SEL @ Home: Self-Soothing Techniques

In addition to benefiting our health, our own self-regulation benefits our children.

Here, we've assembled a handful of ways to self check-in and self-regulate before you might snap or yell in response to feeling stress or anger; this is an especially valuable practice when the source of frustration involves children.

Consider This

Children are “emotional sponges” that can absorb and feel a caregiver’s stress regardless of what is causing it. “Matching” a child’s overwhelmed emotions–e.g. yelling or punishing–does not always work. In fact, yelling and physical punishment can lower your child’s trust in you as a safe person to open up to, and can get in the way of exploring and solving the issue at hand.

Yelling also registers with kids as a kind of attention, and defiant kids will misbehave to get attention, even if the attention is yelling. Children who are yelled at learn to respond only to yelling and don’t respond as well to reason, or to calm, rational discussion.


Pause, Assess, Self-Soothe

These activities below help build strength and capacity to be present and to communicate calmly; they vary in their approach to self-regulating, using different formats and resources, and can be used independently or together.


Make sure the young people for whom you are responsible are in a safe place, and put yourself in “time-out” for 3 minutes. This might be your bathroom! Put on a song you like and dance as if no one is watching (since they’re not!), or just breathe quietly. Also, throwing cold water on your wrists and face will bring down our temperature, which can help us cope.

MAKE A LIST: “What is real right now?”

Take a moment to get ahead of your physiological stress response (aka Fight, Flight, Freeze) by taking inventory of what is real. Make a list of “things that are real right now” (pen and paper works; a mental list is fine too)–if anything comes up that is subjective (your opinion or feeling about something) rewrite the observation as an objective (factual) statement.

Example: instead of “my child disrespected me...” write “Thomas left his dirty dish on the counter. I asked him again to pick it up.” Write the objective “real” version.

MAKE A LIST: “5-4-3-2-1” Anxiety Come-Down

Stop for a moment to assess what you perceive. Create a list of 5 things you can see, then 5 things you can hear, then smell, then taste, then feel. Repeat the sequence of observations with a list of 4 things, then 3 things, and so on down to one thing for each of your senses.

OUTREACH: Contact a Support Person

Now is the time to ask for support, and to provide it also if you feel able to be there for others. We ALL need people we can reach out to, and a safe way to express our emotions.
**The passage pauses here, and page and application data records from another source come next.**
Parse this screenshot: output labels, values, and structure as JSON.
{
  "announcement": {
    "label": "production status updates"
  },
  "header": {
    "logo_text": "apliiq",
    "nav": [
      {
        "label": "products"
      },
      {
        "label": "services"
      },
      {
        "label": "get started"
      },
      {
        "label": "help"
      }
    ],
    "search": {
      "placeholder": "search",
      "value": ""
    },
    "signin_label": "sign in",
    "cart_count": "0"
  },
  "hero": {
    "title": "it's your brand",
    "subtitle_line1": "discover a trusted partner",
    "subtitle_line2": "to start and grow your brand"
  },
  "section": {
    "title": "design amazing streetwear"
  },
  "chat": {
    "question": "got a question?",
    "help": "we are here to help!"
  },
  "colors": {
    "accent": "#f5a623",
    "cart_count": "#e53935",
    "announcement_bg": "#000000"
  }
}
Even a simple text message to a trusted friend, family member or fellow parent can go a long way. You can also build a support network​.

BREATHE: Flower/Candle Technique

Play pretend with your child! Hold up both hands as if you are holding a flower and candle. Using your imagination, “smell” the flower by breathing in through your nose and counting to 4, then blow out the candle with your mouth for a 6-count. Do this with your children 3-4 times, taking deep/slow breaths and counting each time.


Try using positive affirmations such as, “you are stronger than this emotion,” or "you can do hard things." Repeat the affirmations until the negative emotional responses fade out.


Usually our bodies tense when we are in a stressful situation. Give yourself a massage in the area(s) where the tension is the greatest. For example, if your head is throbbing you can try gently massaging your temples, scalp, ears, jaw, neck, and/or shoulders.


Possible Stressors & Suggested Solutions


Your child is moving slowly when completing a chore.


Find creative ways to motivate:

  • Make a game out of the moment; you can time them (age 3+) or pretend that you don't know how to clean up to invite them to include and correct you.
  • Be mindful of how many tasks you give them; one step at a time.
  • Engage in the chore with them; hold the toy container while they put their toys inside.


Your child is screaming / having a meltdown


Control your communication with them instead of trying to control their actions and the outcome:

  • In a lowered but firm tone, explain what you want them to do, don’t budge until it’s completed.
  • If your child continues to yell, explain, "you can sit here till you are done yelling, then tell me what’s wrong in your calm voice." If you sustain your calm tone, your child’s tone will eventually match yours when co-regulating in this way.
  • Bring in reinforcements! If you’re feeling overwhelmed, bring in another family member who your child trusts. Even bringing a family member into the situation via video chat can shift the dynamics.
  • If the situation stays escalated or worsens after a few minutes, consider moving away (even 5-10 feet) from where the incident started and try calm communication again.

Stress Prevention for the Whole Family

  • Take a walk around the block at a specific time each day.
  • Have two set times during the day where no one is engaging with a device; play a game together, cook a meal, or do chores.
  • Take a few minutes out of the day to focus on deep-breathing exercises.
  • Empathize with each other's stressful experiences and offer support.